fB(E)=1exp(βE)1\begin{aligned} f_B(E) = \frac{1}{\exp(\beta E) - 1} \end{aligned}

Each photon has an energy E=ω=ckE = \hbar \omega = \hbar c k, so the density of states is as follows in 3D:

g(E)=2g(k)E(k)=Vk2π2c=VE2π23c3=8πVE2h3c3\begin{aligned} g(E) = 2 \frac{g(k)}{E'(k)} = \frac{V k^2}{\pi^2 \hbar c} = \frac{V E^2}{\pi^2 \hbar^3 c^3} = \frac{8 \pi V E^2}{h^3 c^3} \end{aligned}

Where the factor of 22 accounts for the photon’s polarization degeneracy. We thus expect that the number of photons N(E)N(E) with an energy between EE and E+dEE + \dd{E} is given by:

N(E)dE=fB(E)g(E)dE=8πVh3c3E2exp(βE)1dE\begin{aligned} N(E) \dd{E} = f_B(E) \: g(E) \dd{E} = \frac{8 \pi V}{h^3 c^3} \frac{E^2}{\exp(\beta E) - 1} \dd{E} \end{aligned}

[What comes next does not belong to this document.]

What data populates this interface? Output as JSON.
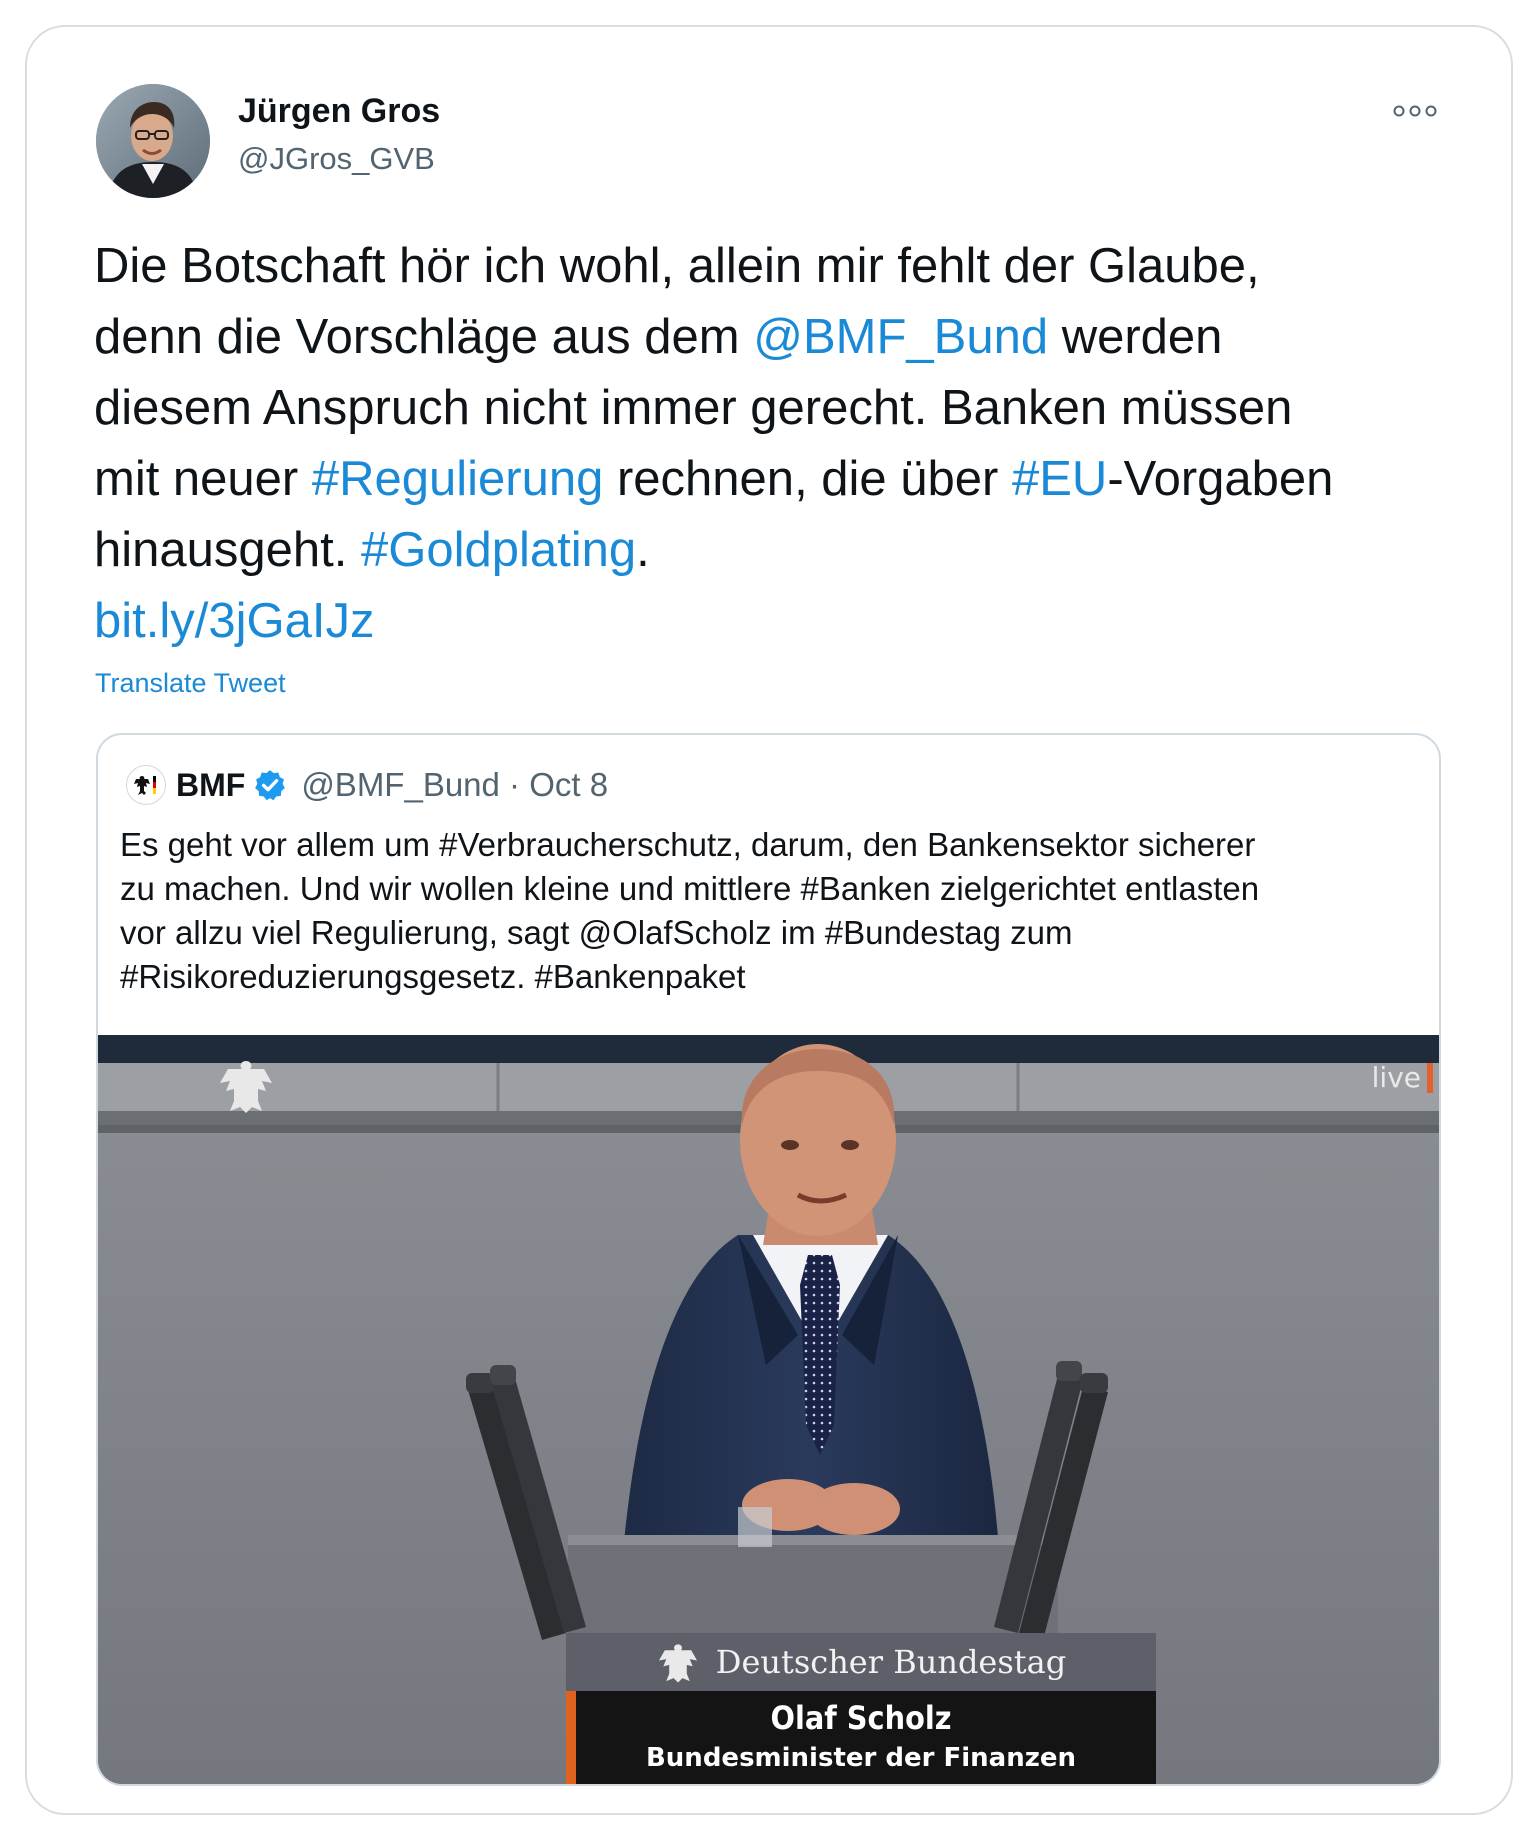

By substituting E=hνE = h \nu, we find that the number of photons N(ν)N(\nu) with a frequency between ν\nu and ν+dν\nu + \dd{\nu} must be as follows:

N(ν)dν=8πVc3ν2exp(βhν)1dν\begin{aligned} N(\nu) \dd{\nu} = \frac{8 \pi V}{c^3} \frac{\nu^2}{\exp(\beta h \nu) - 1} \dd{\nu} \end{aligned}

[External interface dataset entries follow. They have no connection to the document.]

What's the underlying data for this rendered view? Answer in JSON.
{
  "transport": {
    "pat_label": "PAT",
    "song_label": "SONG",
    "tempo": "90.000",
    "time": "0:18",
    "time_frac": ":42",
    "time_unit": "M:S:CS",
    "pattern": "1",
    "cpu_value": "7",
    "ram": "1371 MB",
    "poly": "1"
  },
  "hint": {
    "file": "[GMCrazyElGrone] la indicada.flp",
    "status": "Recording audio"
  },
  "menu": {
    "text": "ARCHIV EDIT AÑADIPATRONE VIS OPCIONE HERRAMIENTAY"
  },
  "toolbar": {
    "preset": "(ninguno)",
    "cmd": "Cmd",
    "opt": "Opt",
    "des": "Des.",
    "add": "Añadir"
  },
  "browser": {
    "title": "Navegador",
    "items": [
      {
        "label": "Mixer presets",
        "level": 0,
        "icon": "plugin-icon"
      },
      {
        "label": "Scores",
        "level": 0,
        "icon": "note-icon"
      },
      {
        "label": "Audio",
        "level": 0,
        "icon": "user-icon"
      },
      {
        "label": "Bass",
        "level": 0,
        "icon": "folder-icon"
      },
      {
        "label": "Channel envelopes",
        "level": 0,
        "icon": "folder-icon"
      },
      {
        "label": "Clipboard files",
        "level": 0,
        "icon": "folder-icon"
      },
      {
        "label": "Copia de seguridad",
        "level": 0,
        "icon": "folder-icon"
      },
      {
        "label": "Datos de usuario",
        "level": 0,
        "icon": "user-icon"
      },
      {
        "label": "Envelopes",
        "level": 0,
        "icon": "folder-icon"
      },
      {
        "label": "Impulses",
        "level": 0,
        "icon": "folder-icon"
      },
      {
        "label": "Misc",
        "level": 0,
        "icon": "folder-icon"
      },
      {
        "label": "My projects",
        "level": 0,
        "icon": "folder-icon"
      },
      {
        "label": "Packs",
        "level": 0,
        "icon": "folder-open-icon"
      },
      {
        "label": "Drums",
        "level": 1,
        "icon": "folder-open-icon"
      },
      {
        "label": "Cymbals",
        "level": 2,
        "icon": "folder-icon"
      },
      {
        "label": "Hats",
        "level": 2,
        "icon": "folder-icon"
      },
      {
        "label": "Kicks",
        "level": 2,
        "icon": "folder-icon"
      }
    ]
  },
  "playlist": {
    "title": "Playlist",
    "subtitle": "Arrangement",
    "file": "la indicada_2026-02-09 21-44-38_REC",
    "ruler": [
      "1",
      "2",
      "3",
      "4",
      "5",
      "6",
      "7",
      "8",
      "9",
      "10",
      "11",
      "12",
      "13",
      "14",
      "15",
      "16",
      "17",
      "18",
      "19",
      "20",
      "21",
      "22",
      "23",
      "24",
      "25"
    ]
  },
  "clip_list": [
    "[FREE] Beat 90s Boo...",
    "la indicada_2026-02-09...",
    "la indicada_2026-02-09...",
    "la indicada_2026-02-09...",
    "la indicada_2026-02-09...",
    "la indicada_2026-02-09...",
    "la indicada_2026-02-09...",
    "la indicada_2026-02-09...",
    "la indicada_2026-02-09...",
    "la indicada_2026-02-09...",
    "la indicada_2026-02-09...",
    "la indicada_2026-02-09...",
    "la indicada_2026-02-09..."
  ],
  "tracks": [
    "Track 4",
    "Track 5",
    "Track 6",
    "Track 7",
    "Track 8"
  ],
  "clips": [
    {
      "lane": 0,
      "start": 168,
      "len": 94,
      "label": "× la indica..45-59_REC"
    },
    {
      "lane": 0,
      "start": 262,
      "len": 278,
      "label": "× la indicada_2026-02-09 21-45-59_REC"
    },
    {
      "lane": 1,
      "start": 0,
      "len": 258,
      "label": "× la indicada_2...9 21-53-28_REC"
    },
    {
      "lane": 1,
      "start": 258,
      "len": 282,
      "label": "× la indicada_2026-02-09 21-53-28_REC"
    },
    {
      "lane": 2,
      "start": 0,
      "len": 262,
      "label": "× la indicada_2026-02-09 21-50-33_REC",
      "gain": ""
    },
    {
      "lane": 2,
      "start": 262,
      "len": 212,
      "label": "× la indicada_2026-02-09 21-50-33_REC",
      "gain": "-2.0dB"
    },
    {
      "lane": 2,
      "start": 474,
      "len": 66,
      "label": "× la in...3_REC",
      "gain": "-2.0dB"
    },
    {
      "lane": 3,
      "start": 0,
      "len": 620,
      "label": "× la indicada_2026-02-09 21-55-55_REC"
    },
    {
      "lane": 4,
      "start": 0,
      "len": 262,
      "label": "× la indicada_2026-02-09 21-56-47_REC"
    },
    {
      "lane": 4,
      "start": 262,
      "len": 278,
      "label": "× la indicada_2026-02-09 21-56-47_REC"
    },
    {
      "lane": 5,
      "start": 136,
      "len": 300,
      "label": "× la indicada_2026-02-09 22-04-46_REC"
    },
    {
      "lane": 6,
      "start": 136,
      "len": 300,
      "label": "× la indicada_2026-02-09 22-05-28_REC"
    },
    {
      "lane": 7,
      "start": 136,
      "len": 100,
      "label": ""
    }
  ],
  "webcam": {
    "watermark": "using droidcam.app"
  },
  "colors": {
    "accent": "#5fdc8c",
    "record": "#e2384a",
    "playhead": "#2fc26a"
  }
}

Multiplying by the energy hνh \nu yields the distribution of the radiated energy, which we divide by the volume VV to get Planck’s law, also called the Plank distribution, describing a black body’s radiated spectral energy density per unit volume:

u(ν)=8πhc3ν3exp(βhν)1\begin{aligned} \boxed{ u(\nu) = \frac{8 \pi h}{c^3} \frac{\nu^3}{\exp(\beta h \nu) - 1} } \end{aligned}

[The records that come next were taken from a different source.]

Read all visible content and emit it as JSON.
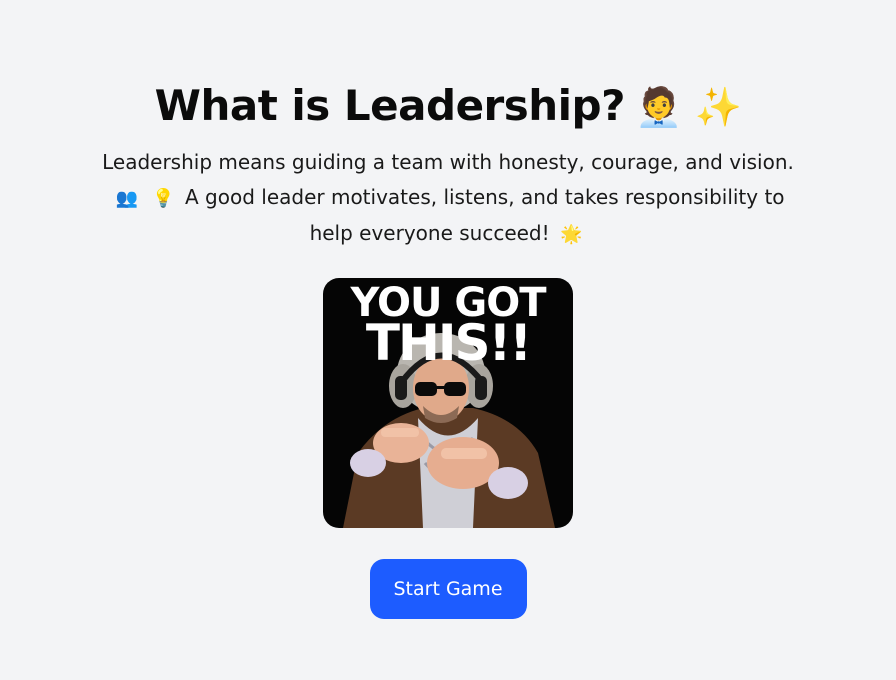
{
  "header": {
    "title": "What is Leadership?",
    "title_emojis": "🧑‍💼 ✨"
  },
  "intro": {
    "line1": "Leadership means guiding a team with honesty, courage, and vision.",
    "emoji_team": "👥",
    "emoji_bulb": "💡",
    "line2": "A good leader motivates, listens, and takes responsibility to help everyone succeed!",
    "emoji_sun": "🌟"
  },
  "image": {
    "caption_line1": "YOU GOT",
    "caption_line2": "THIS!!"
  },
  "actions": {
    "start_label": "Start Game"
  },
  "colors": {
    "background": "#f3f4f6",
    "button": "#1d5cff",
    "button_text": "#ffffff"
  }
}
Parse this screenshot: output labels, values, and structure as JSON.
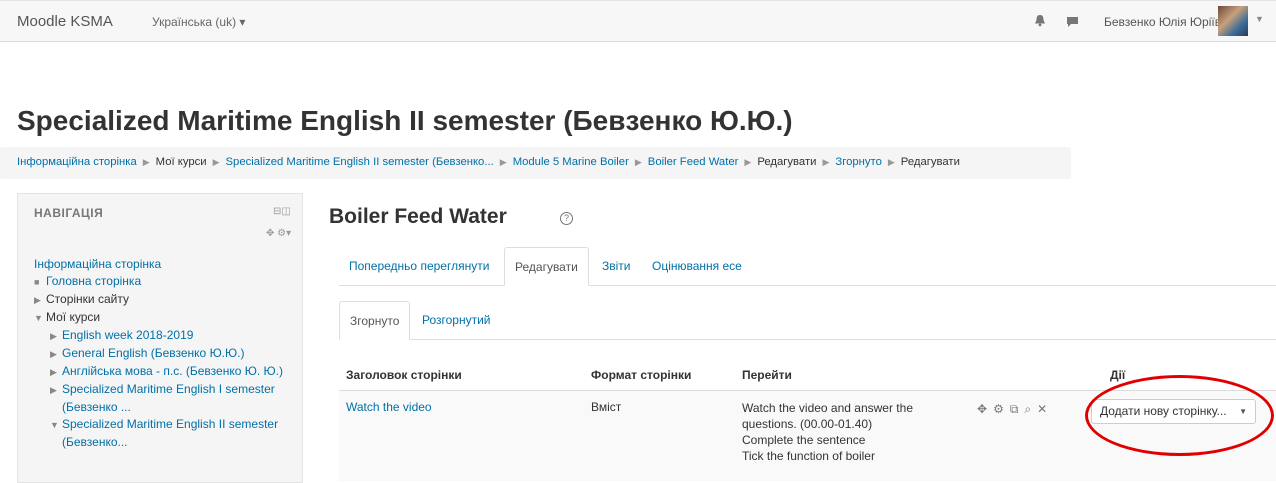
{
  "navbar": {
    "brand": "Moodle KSMA",
    "language": "Українська (uk) ▾",
    "user_name": "Бевзенко Юлія Юріївна",
    "icons": [
      "bell-icon",
      "message-icon"
    ]
  },
  "page_title": "Specialized Maritime English II semester (Бевзенко Ю.Ю.)",
  "breadcrumb": [
    {
      "label": "Інформаційна сторінка",
      "link": true
    },
    {
      "label": "Мої курси",
      "link": false
    },
    {
      "label": "Specialized Maritime English II semester (Бевзенко...",
      "link": true
    },
    {
      "label": "Module 5 Marine Boiler",
      "link": true
    },
    {
      "label": "Boiler Feed Water",
      "link": true
    },
    {
      "label": "Редагувати",
      "link": false
    },
    {
      "label": "Згорнуто",
      "link": true
    },
    {
      "label": "Редагувати",
      "link": false
    }
  ],
  "navigation": {
    "title": "НАВІГАЦІЯ",
    "home": "Інформаційна сторінка",
    "items": {
      "main_page": "Головна сторінка",
      "site_pages": "Сторінки сайту",
      "my_courses": "Мої курси",
      "courses": [
        "English week 2018-2019",
        "General English (Бевзенко Ю.Ю.)",
        "Англійська мова - п.с. (Бевзенко Ю. Ю.)",
        "Specialized Maritime English I semester",
        "(Бевзенко ...",
        "Specialized Maritime English II semester",
        "(Бевзенко..."
      ]
    }
  },
  "lesson": {
    "title": "Boiler Feed Water",
    "help_symbol": "?",
    "tabs": [
      "Попередньо переглянути",
      "Редагувати",
      "Звіти",
      "Оцінювання есе"
    ],
    "subtabs": [
      "Згорнуто",
      "Розгорнутий"
    ],
    "table": {
      "headers": [
        "Заголовок сторінки",
        "Формат сторінки",
        "Перейти",
        "Дії"
      ],
      "rows": [
        {
          "title": "Watch the video",
          "format": "Вміст",
          "go_lines": [
            "Watch the video and answer the",
            "questions. (00.00-01.40)",
            "Complete the sentence",
            "Tick the function of boiler"
          ],
          "action_icons": [
            "move-icon",
            "settings-icon",
            "copy-icon",
            "preview-icon",
            "delete-icon"
          ],
          "add_page_select": "Додати нову сторінку..."
        }
      ]
    }
  },
  "colors": {
    "link": "#0070a8",
    "highlight_circle": "#e00000"
  }
}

Wien’s displacement law

The Planck distribution peaks at a particular frequency νmax\nu_{\mathrm{max}}, which can be found by solving the following equation for ν\nu:

0=u(ν)    0=3ν2(exp(βhν)1)ν3βhexp(βhν)\begin{aligned} 0 = u'(\nu) \quad \implies \quad 0 = 3 \nu^2 (\exp(\beta h \nu) - 1) - \nu^3 \beta h \exp(\beta h \nu) \end{aligned}

By defining xβhνmaxx \equiv \beta h \nu_{\mathrm{max}}, this turns into the following transcendental equation:

3=(3x)exp(x)\begin{aligned} 3 = (3 - x) \exp(x) \end{aligned}

Whose numerical solution leads to Wien’s displacement law, given by:

hνmaxkBT2.822\begin{aligned} \boxed{ \frac{h \nu_{\mathrm{max}}}{k_B T} \approx 2.822 } \end{aligned}

Which states that the peak frequency νmax\nu_{\mathrm{max}} is proportional to the temperature TT.

Stefan-Boltzmann law

Because u(ν)u(\nu) represents the radiated spectral energy density, we can find the total radiated energy UU per unit volume by integrating over ν\nu:

U=0u(ν)dν=8πhc30ν3exp(βhν)1dν=8πhβ3h3c30(βhν)3exp(βhν)1dν=8πβ4h3c30x3exp(x)1dx\begin{aligned} U &= \int_0^\infty u(\nu) \dd{\nu} = \frac{8 \pi h}{c^3} \int_0^\infty \frac{\nu^3}{\exp(\beta h \nu) - 1} \dd{\nu} \\ &= \frac{8 \pi h}{\beta^3 h^3 c^3} \int_0^\infty \frac{(\beta h \nu)^3}{\exp(\beta h \nu) - 1} \dd{\nu} = \frac{8 \pi}{\beta^4 h^3 c^3} \int_0^\infty \frac{x^3}{\exp(x) - 1} \dd{x} \end{aligned}

This definite integral turns out to be π4/15\pi^4/15, leading us to the Stefan-Boltzmann law, which states that the radiated energy is proportional to T4T^4:

U=4σcT4\begin{aligned} \boxed{ U = \frac{4 \sigma}{c} T^4 } \end{aligned}

Where σ\sigma is the Stefan-Boltzmann constant, which is defined as follows:

σ2π5kB415c2h3\begin{aligned} \sigma \equiv \frac{2 \pi^5 k_B^4}{15 c^2 h^3} \end{aligned}


  1. H. Gould, J. Tobochnik, Statistical and thermal physics, 2nd edition, Princeton.